And having brought the soul thus far, the next thing the Holy Spirit doth is, to teach the soul that it is utterly incapable of saving itself. It knew that before, mayhap, if the man sat under a Gospel ministry; but he only knew it with the ear, and understood it with the mind. Now, it has become part of his very life;
he feels it; it has entered into his soul, and he knows it to be true. Once he thought he would be good, and thought that would save him; the Holy Spirit just knocks the brains out of that thought. “Then,” he says, “I will try ceremonies, and see whether I cannot gain merit so;” God the Holy Spirit shoots the arrow right through the heart of that thought, and it falls dead before him, and he cannot bear the sight of the carcase, so that, like Abraham said of Sarah, he exclaims, “ Bury the dead out of my sight." Though once he loved it dearly, now he hates the sight thereof.
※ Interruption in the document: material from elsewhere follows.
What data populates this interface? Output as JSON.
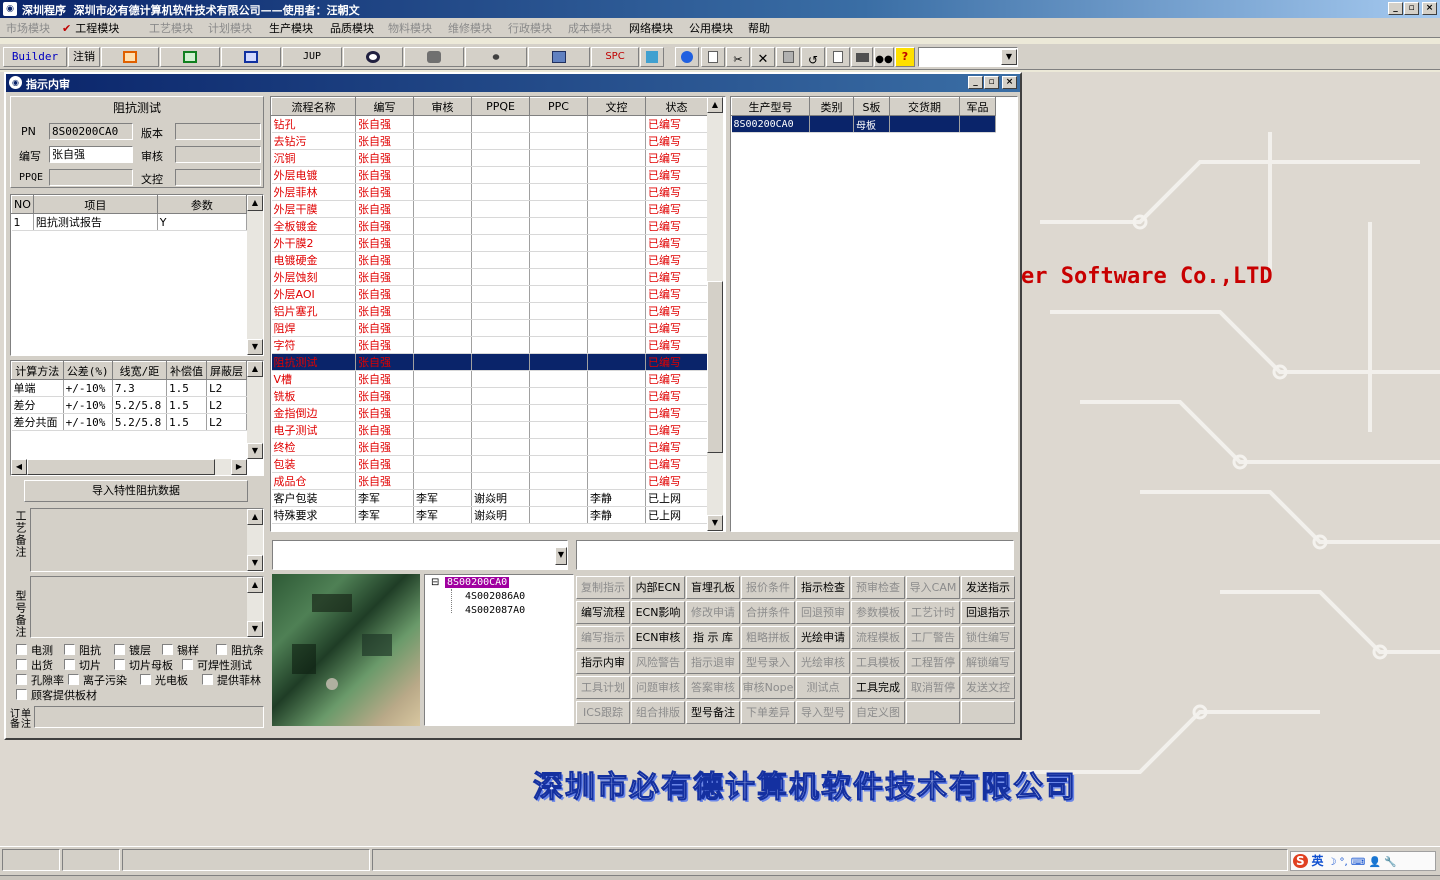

He thought once that he could believe; he had an Arminian notion in his head, that he could believe when he liked, and repent when he liked. Now, God the Spirit has brought him in such a condition, that he says, “I can do nothing.” He begins to discover his own death, now that he is made alive; he did not know anything about it before. He now finds that he has no hand of faith to lift, though the minister tells him to do it. He now discovers, when he is bidden to pray, that he would, but cannot pray. He now finds that he is powerless, and he lies in the hand of God like clay in the hand of the potter, and is made to cry out, “O Lord, my God, unless thou save me, I am damned to all eternity; for I cannot lift a finger in this matter until thou first of all givest me strength.” And if you urge him to do anything, he longs to be doing, but he is so afraid that it should only be fleshly doings, and not the doings of the Spirit, that he meditates, and stops, and stays, until he groans and cries; and feeling that these groans and cries are the real work of the Spirit, and prove that he has spiritual life, he then begins in right earnest to look to Jesus Christ the Saviour. But mark, all these things are by the Spirit, and none of them can ever be produced in the soul of any man or woman, apart from the divine influence of God the Holy Ghost.
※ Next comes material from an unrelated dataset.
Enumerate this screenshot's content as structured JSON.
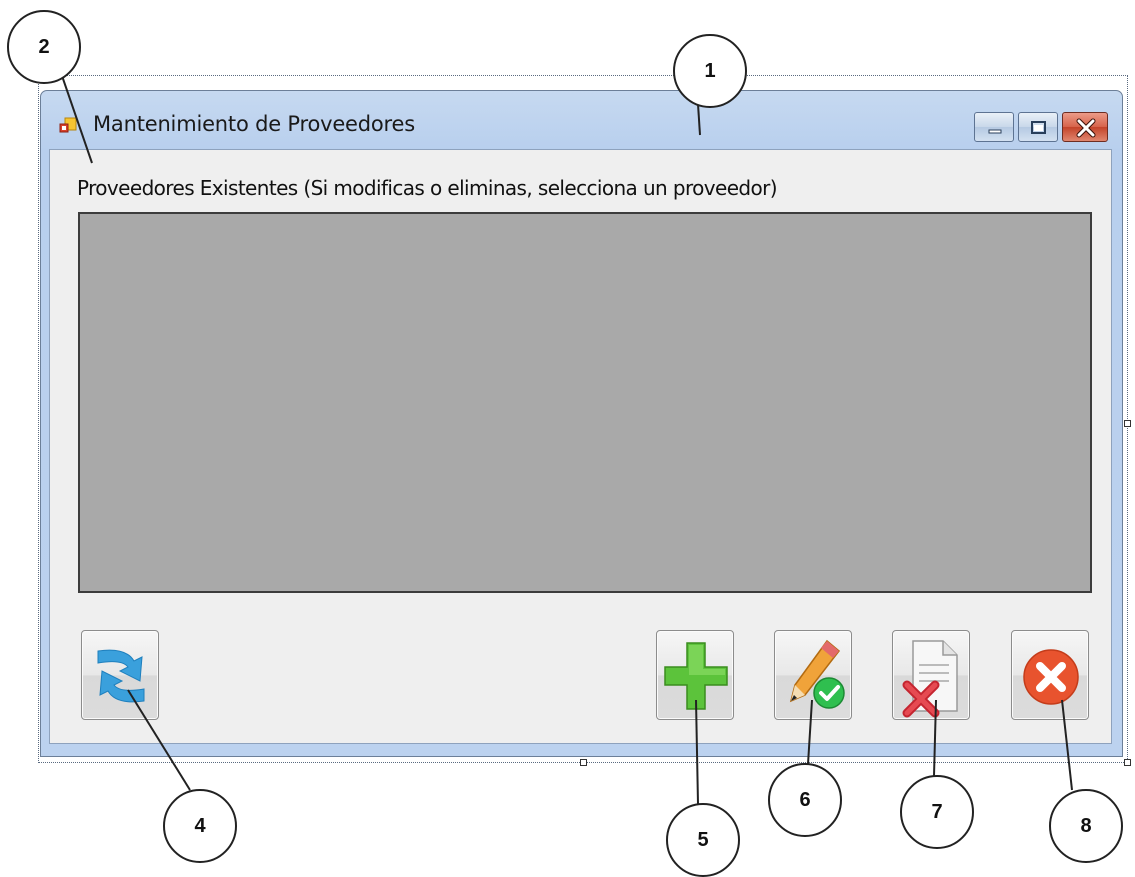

This being done, the soul being now weaned from all confidence, and despairing and brought to its last standing place, yea, laid prostrate on the ground, the rope being about its neck, and the ashes and sackcloth on its head; God the Holy Ghost nert applies the blood of Jesus to the soul, gives the soul the grace of faith whereby it lays hold of Jesus, and gives it an anointing of holy consolation and unction of assurance, whereby, casting itself wholly on the blood and righteousness of Jesus, it receiveth joy, knoweth itself to be saved, and rejoiceth in pardon. Bat mark, that is the work of the Spirit. Some preachers will tell their people, " Believe, only believe.” Yes, it is right they should tell them so; but they should remember it is also right to tell them that even this must be the work of the Spirit; for though we say, “ Only believe,” that is the greatest only in the world; and what some men say is so easy is just what those who want to believe find to be the hardest thing in all the world. It is simple enough for a man that hath the Spirit in him to believe, when he hath the written Word before him and the witness of the Spirit in him; that is easy enough. But for the poor, tried sinner, who cannot see anything in the Word of God but thupder and threatening—for him to believe-ah, my brethren, it is not such a little matter as some make it to be. It needs the fulness of the power of God's Spirit to bring any man to such faith as that.
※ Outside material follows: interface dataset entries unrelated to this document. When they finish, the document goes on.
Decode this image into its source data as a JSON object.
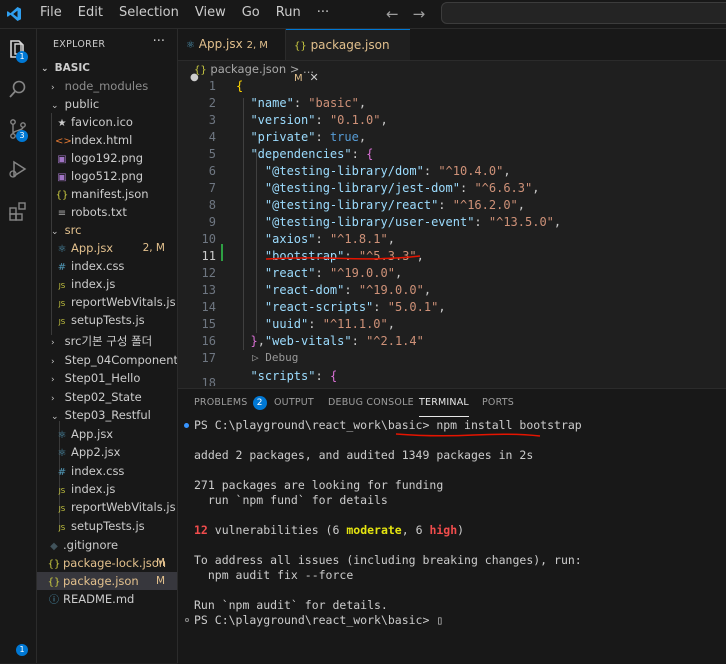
{
  "menu": [
    "File",
    "Edit",
    "Selection",
    "View",
    "Go",
    "Run",
    "···"
  ],
  "nav": {
    "back": "←",
    "forward": "→"
  },
  "activity_badges": {
    "explorer": "1",
    "source_control": "3",
    "accounts": "1"
  },
  "sidebar": {
    "title": "EXPLORER",
    "more": "···",
    "root": "BASIC",
    "items": [
      {
        "label": "node_modules",
        "icon": "",
        "status": ""
      },
      {
        "label": "public",
        "icon": "",
        "status": ""
      },
      {
        "label": "favicon.ico",
        "icon": "★",
        "status": ""
      },
      {
        "label": "index.html",
        "icon": "<>",
        "status": ""
      },
      {
        "label": "logo192.png",
        "icon": "▣",
        "status": ""
      },
      {
        "label": "logo512.png",
        "icon": "▣",
        "status": ""
      },
      {
        "label": "manifest.json",
        "icon": "{}",
        "status": ""
      },
      {
        "label": "robots.txt",
        "icon": "≡",
        "status": ""
      },
      {
        "label": "src",
        "icon": "",
        "status": ""
      },
      {
        "label": "App.jsx",
        "icon": "⚛",
        "status": "2, M"
      },
      {
        "label": "index.css",
        "icon": "#",
        "status": ""
      },
      {
        "label": "index.js",
        "icon": "JS",
        "status": ""
      },
      {
        "label": "reportWebVitals.js",
        "icon": "JS",
        "status": ""
      },
      {
        "label": "setupTests.js",
        "icon": "JS",
        "status": ""
      },
      {
        "label": "src기본 구성 폴더",
        "icon": "",
        "status": ""
      },
      {
        "label": "Step_04Component",
        "icon": "",
        "status": ""
      },
      {
        "label": "Step01_Hello",
        "icon": "",
        "status": ""
      },
      {
        "label": "Step02_State",
        "icon": "",
        "status": ""
      },
      {
        "label": "Step03_Restful",
        "icon": "",
        "status": ""
      },
      {
        "label": "App.jsx",
        "icon": "⚛",
        "status": ""
      },
      {
        "label": "App2.jsx",
        "icon": "⚛",
        "status": ""
      },
      {
        "label": "index.css",
        "icon": "#",
        "status": ""
      },
      {
        "label": "index.js",
        "icon": "JS",
        "status": ""
      },
      {
        "label": "reportWebVitals.js",
        "icon": "JS",
        "status": ""
      },
      {
        "label": "setupTests.js",
        "icon": "JS",
        "status": ""
      },
      {
        "label": ".gitignore",
        "icon": "◆",
        "status": ""
      },
      {
        "label": "package-lock.json",
        "icon": "{}",
        "status": "M"
      },
      {
        "label": "package.json",
        "icon": "{}",
        "status": "M"
      },
      {
        "label": "README.md",
        "icon": "ⓘ",
        "status": ""
      }
    ]
  },
  "tabs": [
    {
      "label": "App.jsx",
      "status": "2, M",
      "icon": "⚛",
      "mark": "●"
    },
    {
      "label": "package.json",
      "status": "M",
      "icon": "{}",
      "mark": "✕"
    }
  ],
  "breadcrumb": {
    "file": "package.json",
    "rest": "> ..."
  },
  "code": {
    "line_numbers": [
      "1",
      "2",
      "3",
      "4",
      "5",
      "6",
      "7",
      "8",
      "9",
      "10",
      "11",
      "12",
      "13",
      "14",
      "15",
      "16",
      "17",
      "18"
    ],
    "name_key": "\"name\"",
    "name_val": "\"basic\"",
    "version_key": "\"version\"",
    "version_val": "\"0.1.0\"",
    "private_key": "\"private\"",
    "private_val": "true",
    "deps_key": "\"dependencies\"",
    "deps": [
      {
        "k": "\"@testing-library/dom\"",
        "v": "\"^10.4.0\""
      },
      {
        "k": "\"@testing-library/jest-dom\"",
        "v": "\"^6.6.3\""
      },
      {
        "k": "\"@testing-library/react\"",
        "v": "\"^16.2.0\""
      },
      {
        "k": "\"@testing-library/user-event\"",
        "v": "\"^13.5.0\""
      },
      {
        "k": "\"axios\"",
        "v": "\"^1.8.1\""
      },
      {
        "k": "\"bootstrap\"",
        "v": "\"^5.3.3\""
      },
      {
        "k": "\"react\"",
        "v": "\"^19.0.0\""
      },
      {
        "k": "\"react-dom\"",
        "v": "\"^19.0.0\""
      },
      {
        "k": "\"react-scripts\"",
        "v": "\"5.0.1\""
      },
      {
        "k": "\"uuid\"",
        "v": "\"^11.1.0\""
      },
      {
        "k": "\"web-vitals\"",
        "v": "\"^2.1.4\""
      }
    ],
    "debug": "▷ Debug",
    "scripts_key": "\"scripts\""
  },
  "panel": {
    "tabs": [
      "PROBLEMS",
      "OUTPUT",
      "DEBUG CONSOLE",
      "TERMINAL",
      "PORTS"
    ],
    "problems_count": "2",
    "prompt": "PS C:\\playground\\react_work\\basic> ",
    "command": "npm install bootstrap",
    "out1": "added 2 packages, and audited 1349 packages in 2s",
    "out2": "271 packages are looking for funding",
    "out3": "  run `npm fund` for details",
    "vuln_count": "12",
    "vuln_text": " vulnerabilities (6 ",
    "moderate": "moderate",
    "sep": ", 6 ",
    "high": "high",
    "close": ")",
    "out5": "To address all issues (including breaking changes), run:",
    "out6": "  npm audit fix --force",
    "out7": "Run `npm audit` for details.",
    "prompt2": "PS C:\\playground\\react_work\\basic> ",
    "cursor": "▯"
  },
  "colors": {
    "accent": "#0078d4",
    "modified": "#e2c08d",
    "annotation": "#e51400"
  }
}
Well, when the sinner hath thus believed, then the Holy Spirit bringeth all the precious things to him. There is the blood of Jesus; that can never save my soul, unless God the Spirit takes that blood, and sprinkles it upon my conscience. There is the
perfect spotless righteousness of Jesus; it is a robe that will fit me and adorn me I from head to foot, but it is no use to me till I have put it on; and I cannot put it on
myself; God the Holy Spirit must put the robe of Jesus' righteousness on me. There is the covenant of adoption, whereby God gives me the privileges of a son; but I cannot rejoice in my adoption until I receive the spirit of adoption whereby I may be able to cry, “ Abba, Father.” So, beloved, you see I might enlarge, but my time fails me—you see that every point that is brought out in the experience of the new-born Christian, every point in that part of salvation which we may call its